“This is my story. This is my testimony,” she says. “I heard the Lord say ‘you are going to do amazing things.’ And I feel like I’ve impacted people here at Marist that I wouldn’t have impacted if I wasn’t here on Earth.”
He laid unconscious on the cold, hard ice as players from both teams surrounded him, checking his breathing and watching the eyes of No. 16 roll into the back of his head.
“I really enjoy football, but I enjoy seeing how happy it makes my grandfather and seeing the look in his eyes, how he still feels young,” Anthony said.
“My goals are team-oriented,” Randy said. “If my batting average is something that I don’t like, I’m going to press myself and want to get a hit, instead of me focusing on getting on base for the team. I think when you look at stats, for me, you get self-centered.”
“I fell out of love with the game,” Parker said.
Megan made the ultimate decision to go back to the game that had been her and her father’s favorite bonding experience, but she didn’t just do it for him, but for herself as well. When he was still responsive in the hospital, he made sure to tell her that she needed to go back and do what she needed to do for herself, for her sport, and for her education.

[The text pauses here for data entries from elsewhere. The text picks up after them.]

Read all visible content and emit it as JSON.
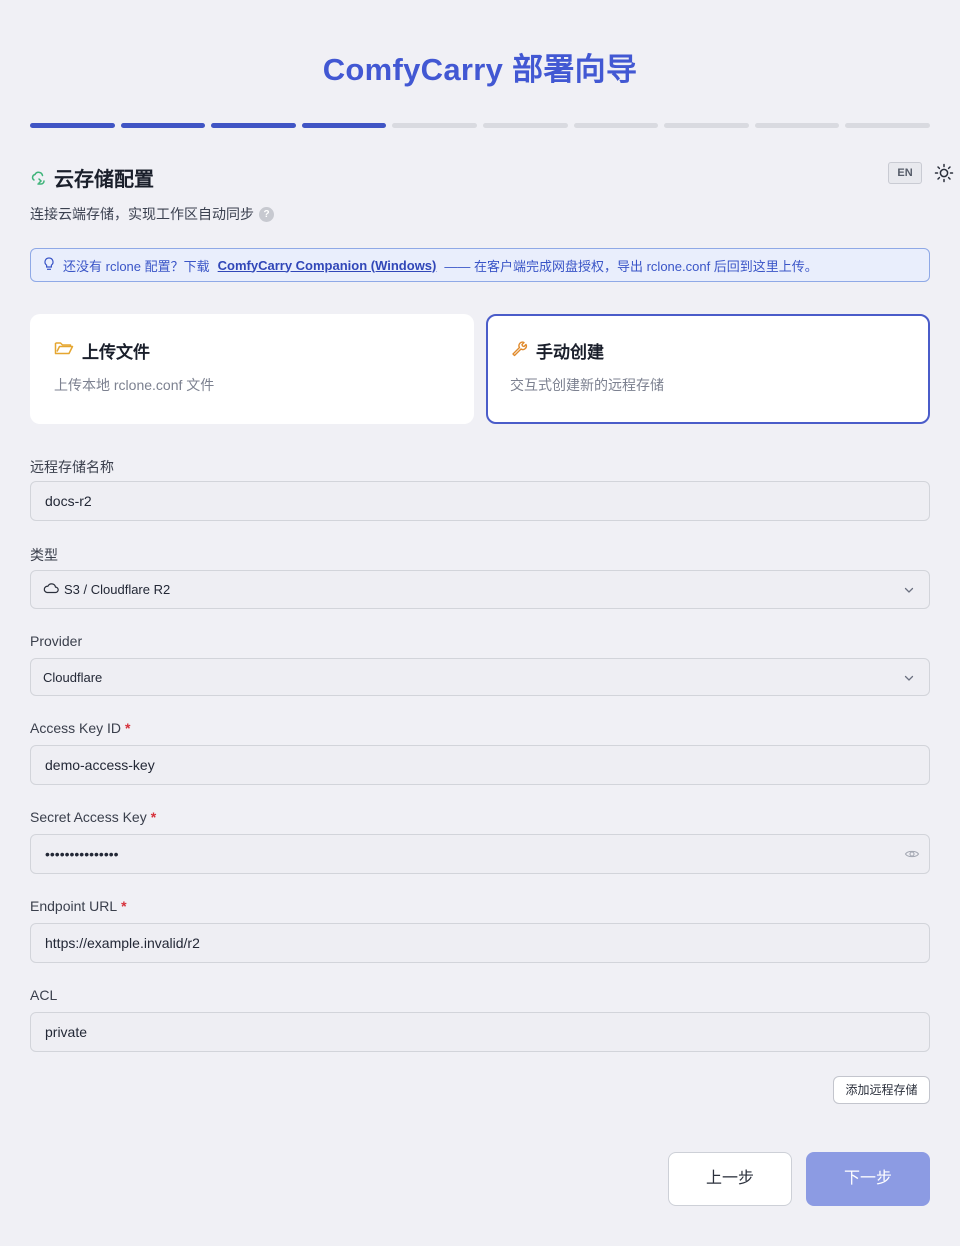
{
  "header": {
    "title": "ComfyCarry 部署向导"
  },
  "progress": {
    "total_steps": 10,
    "completed_steps": 4
  },
  "section": {
    "icon": "cloud-sync-icon",
    "title": "云存储配置",
    "subtitle": "连接云端存储，实现工作区自动同步",
    "help_glyph": "?",
    "lang_button": "EN",
    "theme_icon": "sun-icon"
  },
  "tip": {
    "icon": "lightbulb-icon",
    "text_before": "还没有 rclone 配置？下载",
    "link": "ComfyCarry Companion (Windows)",
    "text_after": "—— 在客户端完成网盘授权，导出 rclone.conf 后回到这里上传。"
  },
  "cards": {
    "upload": {
      "icon": "folder-open-icon",
      "title": "上传文件",
      "desc": "上传本地 rclone.conf 文件"
    },
    "manual": {
      "icon": "wrench-icon",
      "title": "手动创建",
      "desc": "交互式创建新的远程存储",
      "selected": true
    }
  },
  "form": {
    "remote_name": {
      "label": "远程存储名称",
      "value": "docs-r2"
    },
    "type": {
      "label": "类型",
      "value": "S3 / Cloudflare R2",
      "icon": "cloud-icon"
    },
    "provider": {
      "label": "Provider",
      "value": "Cloudflare"
    },
    "access_key": {
      "label": "Access Key ID",
      "required": "*",
      "value": "demo-access-key"
    },
    "secret_key": {
      "label": "Secret Access Key",
      "required": "*",
      "value": "•••••••••••••••",
      "toggle_icon": "eye-icon"
    },
    "endpoint": {
      "label": "Endpoint URL",
      "required": "*",
      "value": "https://example.invalid/r2"
    },
    "acl": {
      "label": "ACL",
      "value": "private"
    }
  },
  "actions": {
    "add_remote": "添加远程存储",
    "prev": "上一步",
    "next": "下一步"
  },
  "colors": {
    "accent": "#4258d3",
    "progress_done": "#4055c4",
    "next_button": "#8c9be3",
    "tip_border": "#8fa9e6"
  }
}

In unison, Van Pelt and Coughlin shouted, “Knudsen!” as he lined up an off-balance three-pointer. “Boom!” they both cried out as the shot hit the back of the net with seconds remaining.